Each record that follows is to be reproduced verbatim.

Exercise inputs below:

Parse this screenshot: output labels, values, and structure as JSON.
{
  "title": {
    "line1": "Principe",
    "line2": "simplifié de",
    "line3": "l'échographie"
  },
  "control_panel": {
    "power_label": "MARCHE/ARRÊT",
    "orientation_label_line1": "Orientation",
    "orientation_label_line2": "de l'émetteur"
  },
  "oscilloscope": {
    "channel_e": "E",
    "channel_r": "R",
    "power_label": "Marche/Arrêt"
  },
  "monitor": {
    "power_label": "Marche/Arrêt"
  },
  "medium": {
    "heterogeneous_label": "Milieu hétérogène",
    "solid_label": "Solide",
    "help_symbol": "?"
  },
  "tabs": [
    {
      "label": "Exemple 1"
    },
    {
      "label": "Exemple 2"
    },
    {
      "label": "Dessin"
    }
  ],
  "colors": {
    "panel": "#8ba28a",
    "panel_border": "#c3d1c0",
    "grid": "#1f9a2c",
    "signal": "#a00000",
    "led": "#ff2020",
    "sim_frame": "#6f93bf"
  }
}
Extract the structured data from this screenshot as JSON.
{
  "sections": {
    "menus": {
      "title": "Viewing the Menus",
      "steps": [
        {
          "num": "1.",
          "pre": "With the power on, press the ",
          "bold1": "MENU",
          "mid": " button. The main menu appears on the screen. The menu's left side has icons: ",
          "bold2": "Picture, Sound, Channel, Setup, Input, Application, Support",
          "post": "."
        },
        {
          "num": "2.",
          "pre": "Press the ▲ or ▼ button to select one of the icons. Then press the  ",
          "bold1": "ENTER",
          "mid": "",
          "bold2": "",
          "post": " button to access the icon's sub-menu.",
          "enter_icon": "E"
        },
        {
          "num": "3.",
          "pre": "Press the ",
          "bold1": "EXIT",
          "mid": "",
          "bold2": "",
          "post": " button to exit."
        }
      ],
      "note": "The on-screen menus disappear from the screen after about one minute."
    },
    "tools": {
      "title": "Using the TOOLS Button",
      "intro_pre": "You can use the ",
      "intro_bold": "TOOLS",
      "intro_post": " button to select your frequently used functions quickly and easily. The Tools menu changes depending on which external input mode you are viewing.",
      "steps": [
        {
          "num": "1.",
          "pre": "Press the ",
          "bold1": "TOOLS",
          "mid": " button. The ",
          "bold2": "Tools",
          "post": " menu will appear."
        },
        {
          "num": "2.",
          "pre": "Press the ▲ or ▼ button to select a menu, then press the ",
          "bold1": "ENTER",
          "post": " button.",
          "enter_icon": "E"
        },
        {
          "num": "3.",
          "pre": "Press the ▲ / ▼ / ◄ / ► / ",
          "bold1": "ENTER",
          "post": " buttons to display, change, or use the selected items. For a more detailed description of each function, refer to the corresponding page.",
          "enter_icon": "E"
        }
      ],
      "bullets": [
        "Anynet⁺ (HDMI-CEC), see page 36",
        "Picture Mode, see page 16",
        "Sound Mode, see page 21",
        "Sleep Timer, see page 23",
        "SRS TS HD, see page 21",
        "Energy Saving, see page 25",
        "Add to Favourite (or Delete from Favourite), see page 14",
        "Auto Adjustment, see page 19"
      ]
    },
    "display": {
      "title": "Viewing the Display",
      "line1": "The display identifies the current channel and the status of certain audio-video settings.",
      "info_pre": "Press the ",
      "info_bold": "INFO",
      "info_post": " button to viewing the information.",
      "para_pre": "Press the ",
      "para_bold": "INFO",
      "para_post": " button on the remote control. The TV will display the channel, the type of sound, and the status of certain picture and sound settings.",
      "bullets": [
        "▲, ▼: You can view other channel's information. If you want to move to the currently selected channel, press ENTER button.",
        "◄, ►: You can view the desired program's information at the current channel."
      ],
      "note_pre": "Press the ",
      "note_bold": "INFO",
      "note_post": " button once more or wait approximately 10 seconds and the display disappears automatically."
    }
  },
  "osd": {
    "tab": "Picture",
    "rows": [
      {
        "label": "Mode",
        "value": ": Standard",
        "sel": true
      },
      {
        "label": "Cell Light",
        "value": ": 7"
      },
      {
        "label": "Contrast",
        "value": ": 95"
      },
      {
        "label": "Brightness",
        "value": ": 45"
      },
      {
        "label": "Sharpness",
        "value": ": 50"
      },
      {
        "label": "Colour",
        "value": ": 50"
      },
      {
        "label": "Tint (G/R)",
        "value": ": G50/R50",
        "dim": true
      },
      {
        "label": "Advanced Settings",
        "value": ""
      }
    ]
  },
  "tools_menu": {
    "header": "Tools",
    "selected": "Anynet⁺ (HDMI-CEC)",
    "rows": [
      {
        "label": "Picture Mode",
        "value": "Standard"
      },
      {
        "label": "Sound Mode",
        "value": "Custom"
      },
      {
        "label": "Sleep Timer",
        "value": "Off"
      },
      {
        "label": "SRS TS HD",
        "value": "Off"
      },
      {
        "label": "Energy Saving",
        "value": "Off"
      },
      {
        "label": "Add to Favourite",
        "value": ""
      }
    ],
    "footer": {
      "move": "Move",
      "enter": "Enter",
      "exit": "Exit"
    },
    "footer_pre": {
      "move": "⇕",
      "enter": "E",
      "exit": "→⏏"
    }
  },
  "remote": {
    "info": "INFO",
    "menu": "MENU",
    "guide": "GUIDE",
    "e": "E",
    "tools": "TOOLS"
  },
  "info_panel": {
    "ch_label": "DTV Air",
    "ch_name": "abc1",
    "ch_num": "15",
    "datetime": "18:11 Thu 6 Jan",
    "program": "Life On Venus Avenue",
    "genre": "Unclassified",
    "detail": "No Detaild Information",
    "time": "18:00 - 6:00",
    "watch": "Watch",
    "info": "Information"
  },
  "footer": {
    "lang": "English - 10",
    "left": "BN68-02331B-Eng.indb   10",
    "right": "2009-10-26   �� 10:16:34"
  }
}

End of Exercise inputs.

**Answer for the task:**
Parse this screenshot: output labels, values, and structure as JSON.
{
  "title": {
    "line1": "Principe",
    "line2": "simplifié de",
    "line3": "l'échographie"
  },
  "control_panel": {
    "power_label": "MARCHE/ARRÊT",
    "orientation_label_line1": "Orientation",
    "orientation_label_line2": "de l'émetteur"
  },
  "oscilloscope": {
    "channel_e": "E",
    "channel_r": "R",
    "power_label": "Marche/Arrêt"
  },
  "monitor": {
    "power_label": "Marche/Arrêt"
  },
  "medium": {
    "heterogeneous_label": "Milieu hétérogène",
    "solid_label": "Solide",
    "help_symbol": "?"
  },
  "tabs": [
    {
      "label": "Exemple 1"
    },
    {
      "label": "Exemple 2"
    },
    {
      "label": "Dessin"
    }
  ],
  "colors": {
    "panel": "#8ba28a",
    "panel_border": "#c3d1c0",
    "grid": "#1f9a2c",
    "signal": "#a00000",
    "led": "#ff2020",
    "sim_frame": "#6f93bf"
  }
}
Extract the structured data from this screenshot as JSON.
{
  "sections": {
    "menus": {
      "title": "Viewing the Menus",
      "steps": [
        {
          "num": "1.",
          "pre": "With the power on, press the ",
          "bold1": "MENU",
          "mid": " button. The main menu appears on the screen. The menu's left side has icons: ",
          "bold2": "Picture, Sound, Channel, Setup, Input, Application, Support",
          "post": "."
        },
        {
          "num": "2.",
          "pre": "Press the ▲ or ▼ button to select one of the icons. Then press the  ",
          "bold1": "ENTER",
          "mid": "",
          "bold2": "",
          "post": " button to access the icon's sub-menu.",
          "enter_icon": "E"
        },
        {
          "num": "3.",
          "pre": "Press the ",
          "bold1": "EXIT",
          "mid": "",
          "bold2": "",
          "post": " button to exit."
        }
      ],
      "note": "The on-screen menus disappear from the screen after about one minute."
    },
    "tools": {
      "title": "Using the TOOLS Button",
      "intro_pre": "You can use the ",
      "intro_bold": "TOOLS",
      "intro_post": " button to select your frequently used functions quickly and easily. The Tools menu changes depending on which external input mode you are viewing.",
      "steps": [
        {
          "num": "1.",
          "pre": "Press the ",
          "bold1": "TOOLS",
          "mid": " button. The ",
          "bold2": "Tools",
          "post": " menu will appear."
        },
        {
          "num": "2.",
          "pre": "Press the ▲ or ▼ button to select a menu, then press the ",
          "bold1": "ENTER",
          "post": " button.",
          "enter_icon": "E"
        },
        {
          "num": "3.",
          "pre": "Press the ▲ / ▼ / ◄ / ► / ",
          "bold1": "ENTER",
          "post": " buttons to display, change, or use the selected items. For a more detailed description of each function, refer to the corresponding page.",
          "enter_icon": "E"
        }
      ],
      "bullets": [
        "Anynet⁺ (HDMI-CEC), see page 36",
        "Picture Mode, see page 16",
        "Sound Mode, see page 21",
        "Sleep Timer, see page 23",
        "SRS TS HD, see page 21",
        "Energy Saving, see page 25",
        "Add to Favourite (or Delete from Favourite), see page 14",
        "Auto Adjustment, see page 19"
      ]
    },
    "display": {
      "title": "Viewing the Display",
      "line1": "The display identifies the current channel and the status of certain audio-video settings.",
      "info_pre": "Press the ",
      "info_bold": "INFO",
      "info_post": " button to viewing the information.",
      "para_pre": "Press the ",
      "para_bold": "INFO",
      "para_post": " button on the remote control. The TV will display the channel, the type of sound, and the status of certain picture and sound settings.",
      "bullets": [
        "▲, ▼: You can view other channel's information. If you want to move to the currently selected channel, press ENTER button.",
        "◄, ►: You can view the desired program's information at the current channel."
      ],
      "note_pre": "Press the ",
      "note_bold": "INFO",
      "note_post": " button once more or wait approximately 10 seconds and the display disappears automatically."
    }
  },
  "osd": {
    "tab": "Picture",
    "rows": [
      {
        "label": "Mode",
        "value": ": Standard",
        "sel": true
      },
      {
        "label": "Cell Light",
        "value": ": 7"
      },
      {
        "label": "Contrast",
        "value": ": 95"
      },
      {
        "label": "Brightness",
        "value": ": 45"
      },
      {
        "label": "Sharpness",
        "value": ": 50"
      },
      {
        "label": "Colour",
        "value": ": 50"
      },
      {
        "label": "Tint (G/R)",
        "value": ": G50/R50",
        "dim": true
      },
      {
        "label": "Advanced Settings",
        "value": ""
      }
    ]
  },
  "tools_menu": {
    "header": "Tools",
    "selected": "Anynet⁺ (HDMI-CEC)",
    "rows": [
      {
        "label": "Picture Mode",
        "value": "Standard"
      },
      {
        "label": "Sound Mode",
        "value": "Custom"
      },
      {
        "label": "Sleep Timer",
        "value": "Off"
      },
      {
        "label": "SRS TS HD",
        "value": "Off"
      },
      {
        "label": "Energy Saving",
        "value": "Off"
      },
      {
        "label": "Add to Favourite",
        "value": ""
      }
    ],
    "footer": {
      "move": "Move",
      "enter": "Enter",
      "exit": "Exit"
    },
    "footer_pre": {
      "move": "⇕",
      "enter": "E",
      "exit": "→⏏"
    }
  },
  "remote": {
    "info": "INFO",
    "menu": "MENU",
    "guide": "GUIDE",
    "e": "E",
    "tools": "TOOLS"
  },
  "info_panel": {
    "ch_label": "DTV Air",
    "ch_name": "abc1",
    "ch_num": "15",
    "datetime": "18:11 Thu 6 Jan",
    "program": "Life On Venus Avenue",
    "genre": "Unclassified",
    "detail": "No Detaild Information",
    "time": "18:00 - 6:00",
    "watch": "Watch",
    "info": "Information"
  },
  "footer": {
    "lang": "English - 10",
    "left": "BN68-02331B-Eng.indb   10",
    "right": "2009-10-26   �� 10:16:34"
  }
}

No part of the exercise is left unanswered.